We wish to highlight how new infrastructures - socio-technical assemblages - simultaneously connect existing practices, influence and change these practices, and create entirely new practices in health care work (e.g. related to the maintenance of the infrastructure itself). What characterizes infrastructures in health care? What role do they play in transforming and reorganizing health care and in creating new actors in health care? How are infrastructures established and maintained? What is the impact on work practices, organizational structures, cost effectiveness, quality of care, etc.?
Topics of Interest
Our aim is to bring together researchers, health care professionals, IT professionals, administrators and others involved in establishing infrastructures and/or developing new, integrated models of healthcare. We seek practical case studies as well as empirical and theoretical research contributions. Topics of particular interest include, but are not limited to the following:
* Infrastructures as socio-technical achievement in health care
* Health care organizations and infrastructures
* Infrastructures and new patient practices
* Designing infrastructures for health care
* Economic aspects of infrastructures for health care
* Myths of infrastructures
* Infrastructures and politics
* Managing infrastructures
We encourage potential participants to submit an abstract (3-500 words) describing the contribution before March 1, 2009. Abstracts must be submitted by email to infrastructures2009 @ sundhedsITnet.dk After the conference, a selection of the contributors will be invited to submit a full paper to an edited - and fully reviewed - book or special issue (to be decided).
List of important date
Submission of abstracts 2nd of March 2009
Notification of acceptance 1st of April 2009
Deadline for registration 15th of May 2009
Conference 18th - 19th of June 2009
Finn Kensing, University of Copenhagen, Denmark
Jørgen P. Bansler, Technical University of Denmark
For abstract submission and further information, contact
infrastructures2009 @ sundhedsITnet.dk
The other event is in April (and has already closed in terms of submissions):
Health and Care Infrastructure Research and Innovation Centre
HaCIRIC International Conference 2009 -
Improving healthcare infrastructures through innovation
2-3 April 2009, Hilton Metropole, Brighton
The conference will bring together researchers and practitioners from across disciplines and countries with different healthcare systems to focus on how to use innovation to improve the delivery and operation of healthcare infrastructure.

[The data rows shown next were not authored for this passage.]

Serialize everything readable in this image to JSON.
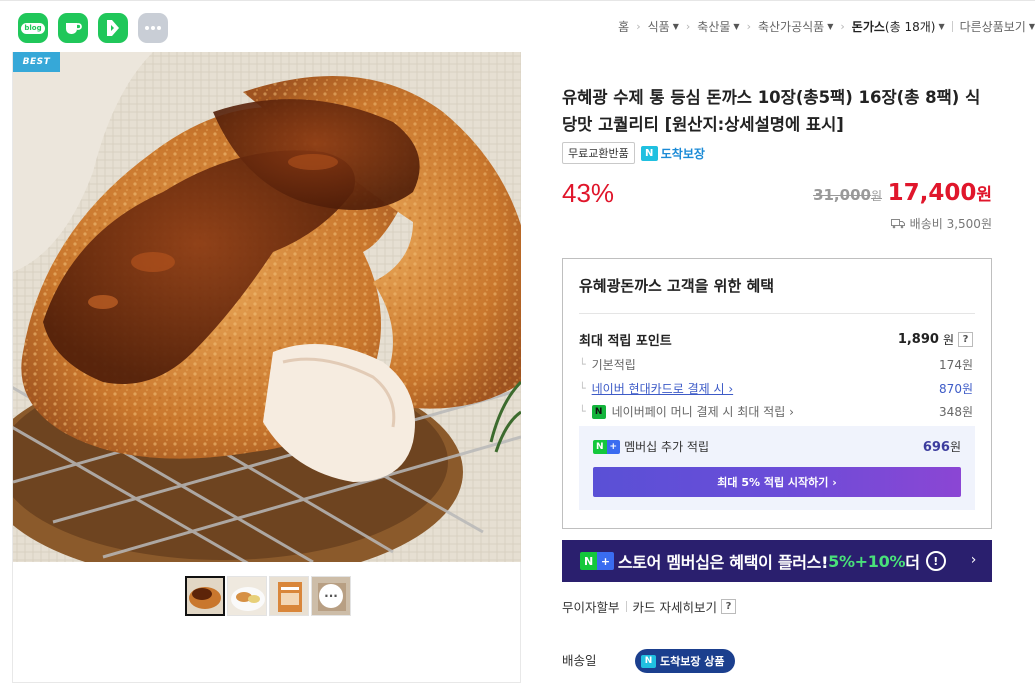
{
  "share": {
    "blog_label": "blog",
    "items": [
      "blog-icon",
      "naver-cafe-icon",
      "naver-band-icon",
      "more-icon"
    ]
  },
  "breadcrumb": {
    "items": [
      {
        "label": "홈",
        "has_caret": false
      },
      {
        "label": "식품",
        "has_caret": true
      },
      {
        "label": "축산물",
        "has_caret": true
      },
      {
        "label": "축산가공식품",
        "has_caret": true
      }
    ],
    "current": {
      "label": "돈가스",
      "count": "(총 18개)"
    },
    "other": "다른상품보기"
  },
  "gallery": {
    "badge": "BEST",
    "thumbnails": [
      "thumbnail-1",
      "thumbnail-2",
      "thumbnail-3",
      "thumbnail-4"
    ],
    "active_index": 0,
    "more_glyph": "···"
  },
  "product": {
    "title": "유혜광 수제 통 등심 돈까스 10장(총5팩) 16장(총 8팩) 식당맛 고퀄리티 [원산지:상세설명에 표시]",
    "tag_free_return": "무료교환반품",
    "tag_delivery": "도착보장",
    "n_mark": "N",
    "discount": "43%",
    "original_price": "31,000",
    "original_won": "원",
    "sale_price": "17,400",
    "sale_won": "원",
    "shipping_fee": "배송비 3,500원"
  },
  "benefit": {
    "title": "유혜광돈까스 고객을 위한 혜택",
    "max_points_label": "최대 적립 포인트",
    "max_points_value": "1,890",
    "won": "원",
    "help": "?",
    "rows": [
      {
        "label": "기본적립",
        "value": "174원",
        "link": false
      },
      {
        "label": "네이버 현대카드로 결제 시 ›",
        "value": "870원",
        "link": true
      },
      {
        "label": "네이버페이 머니 결제 시 최대 적립 ›",
        "value": "348원",
        "link": false
      }
    ],
    "membership_label": "멤버십 추가 적립",
    "membership_value": "696",
    "membership_button": "최대 5% 적립 시작하기 ›"
  },
  "store_banner": {
    "text_1": "스토어 멤버십은 혜택이 플러스! ",
    "highlight": "5%+10%",
    "text_2": " 더",
    "excl": "!",
    "chevron": "›"
  },
  "payment": {
    "interest_free": "무이자할부",
    "card_detail": "카드 자세히보기",
    "help": "?"
  },
  "delivery": {
    "label": "배송일",
    "badge": "도착보장 상품"
  },
  "colors": {
    "price_red": "#e0162b",
    "naver_green": "#14c83c",
    "link_blue": "#3d5bc7",
    "banner_navy": "#2a1f6e",
    "best_badge": "#36a8d8"
  }
}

Areas of particular interest include:
Integrating infrastructure and service planning
Can we translate service planning into infrastructure asset planning more effectively? Are moves towards greater contestability and a local devolution of responsibilities making this harder? What lessons are there from different national health systems? What tools, models and performance metrics are appropriate?
Stimulating innovation in infrastructure provision

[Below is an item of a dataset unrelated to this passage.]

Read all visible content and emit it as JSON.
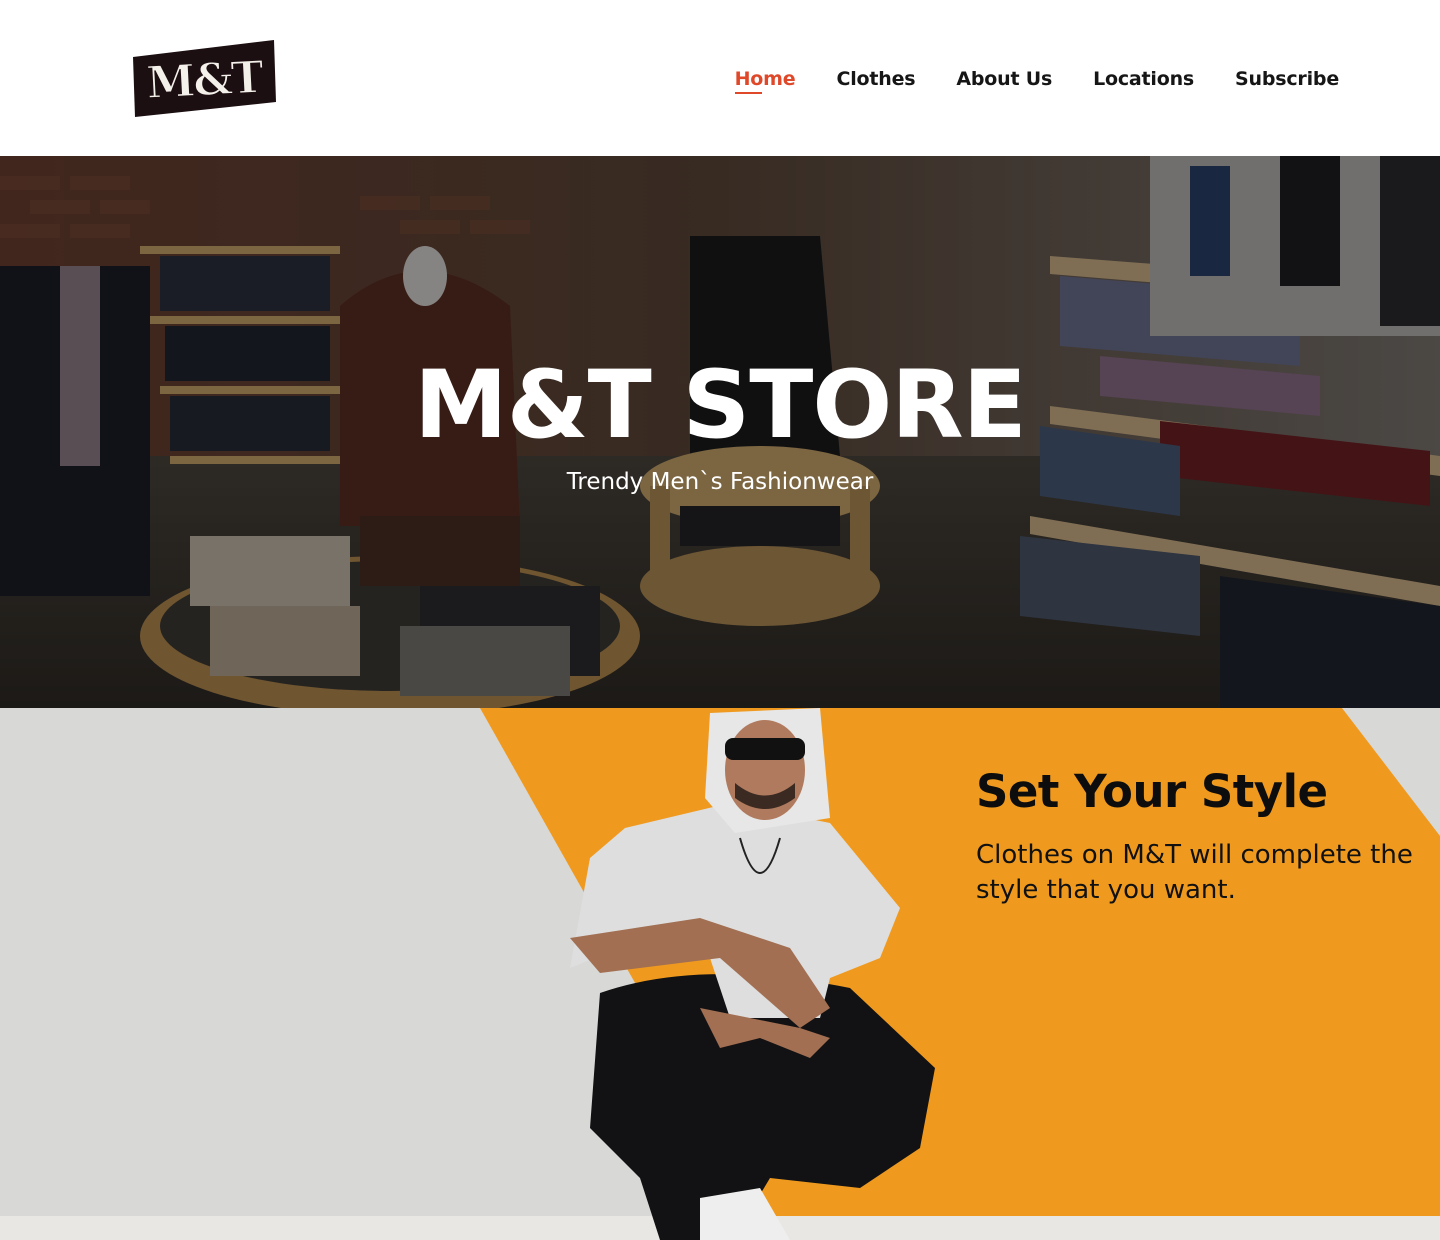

How can procurement and incentivisation models be designed to deliver innovation? Can policy targets be used more effectively? How do we ensure that innovation is embedded on a sustainable basis? How can the design process be more effectively used to generate innovation? How do we capture and diffuse knowledge of innovative solutions?
Examples of infrastructure innovation targeted at key problems
Healthcare acquired infection is an example of an area where a multi-disciplinary approach embracing service delivery, behavioural and infrastructure change is needed. We are interested in case studies and research reporting on how this has been tackled, as well as the methodological challenges in conducting such research.